Work request
Search the entries for lines that contain the word "icon", and report each one found.

═══ Data extract

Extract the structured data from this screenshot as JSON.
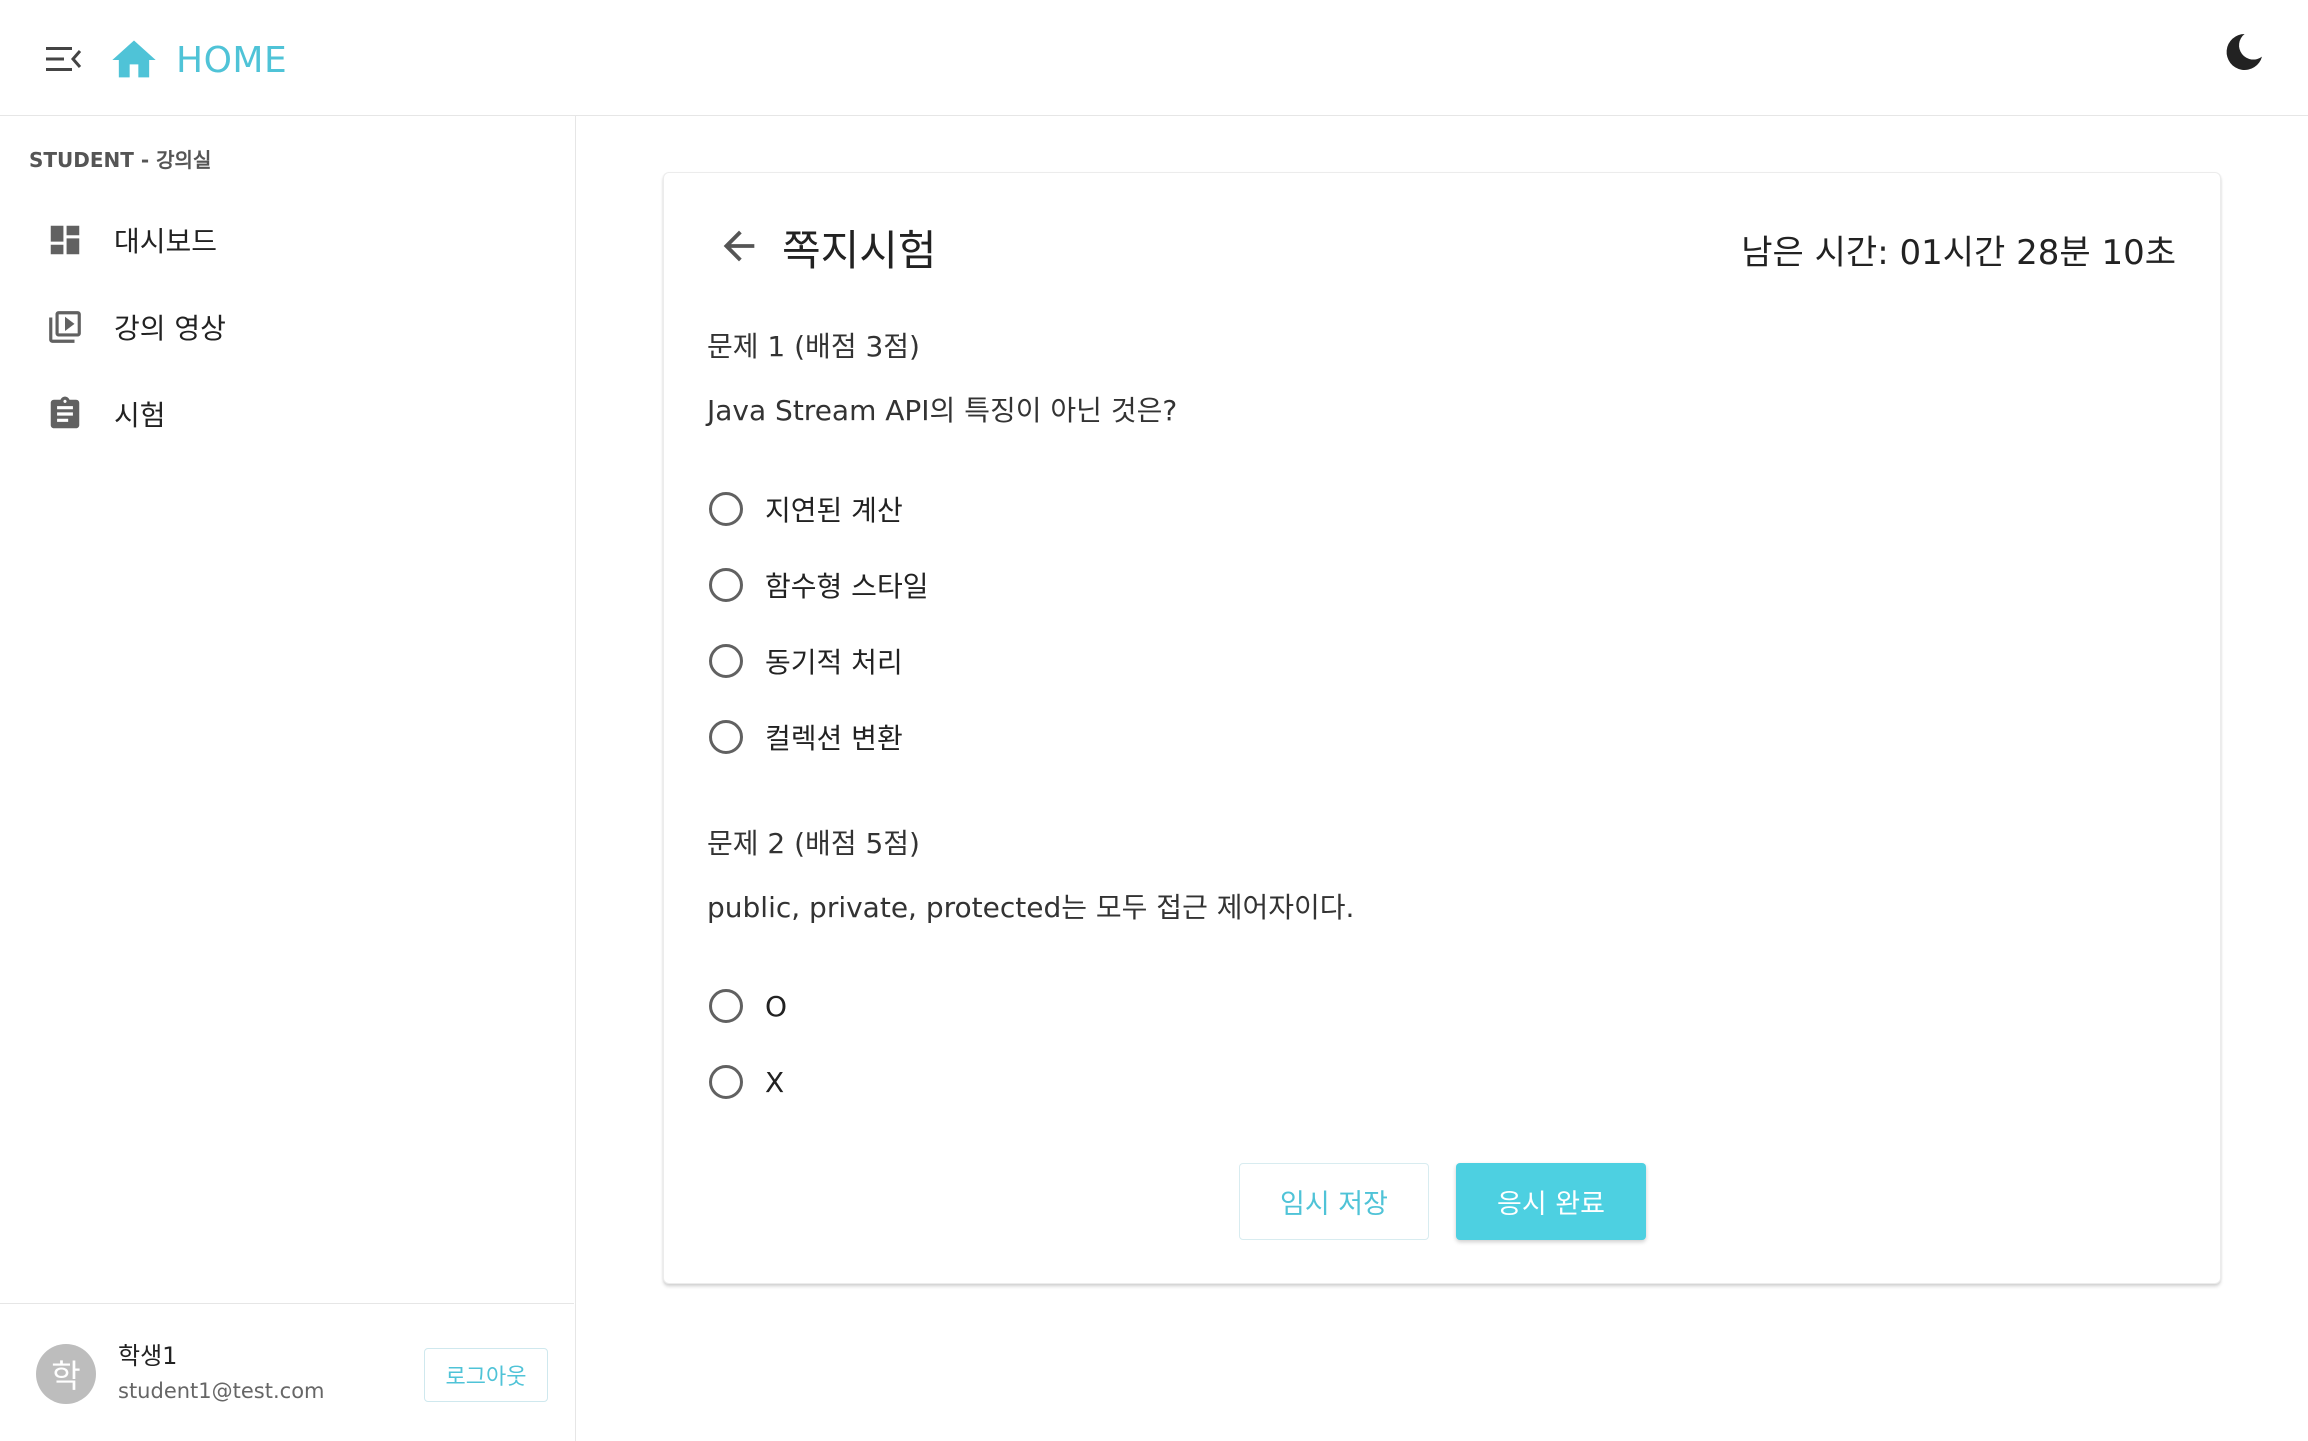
{
  "header": {
    "home_label": "HOME",
    "accent_color": "#4fc3d7"
  },
  "sidebar": {
    "section_title": "STUDENT - 강의실",
    "items": [
      {
        "label": "대시보드",
        "icon": "dashboard-icon"
      },
      {
        "label": "강의 영상",
        "icon": "video-library-icon"
      },
      {
        "label": "시험",
        "icon": "clipboard-icon"
      }
    ],
    "user": {
      "avatar_initial": "학",
      "name": "학생1",
      "email": "student1@test.com",
      "logout_label": "로그아웃"
    }
  },
  "exam": {
    "title": "쪽지시험",
    "timer": "남은 시간: 01시간 28분 10초",
    "questions": [
      {
        "title": "문제 1 (배점 3점)",
        "text": "Java Stream API의 특징이 아닌 것은?",
        "options": [
          "지연된 계산",
          "함수형 스타일",
          "동기적 처리",
          "컬렉션 변환"
        ]
      },
      {
        "title": "문제 2 (배점 5점)",
        "text": "public, private, protected는 모두 접근 제어자이다.",
        "options": [
          "O",
          "X"
        ]
      }
    ],
    "save_label": "임시 저장",
    "submit_label": "응시 완료"
  }
}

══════

Solution to this task
        "icon": "dashboard-icon"
        "icon": "video-library-icon"
        "icon": "clipboard-icon"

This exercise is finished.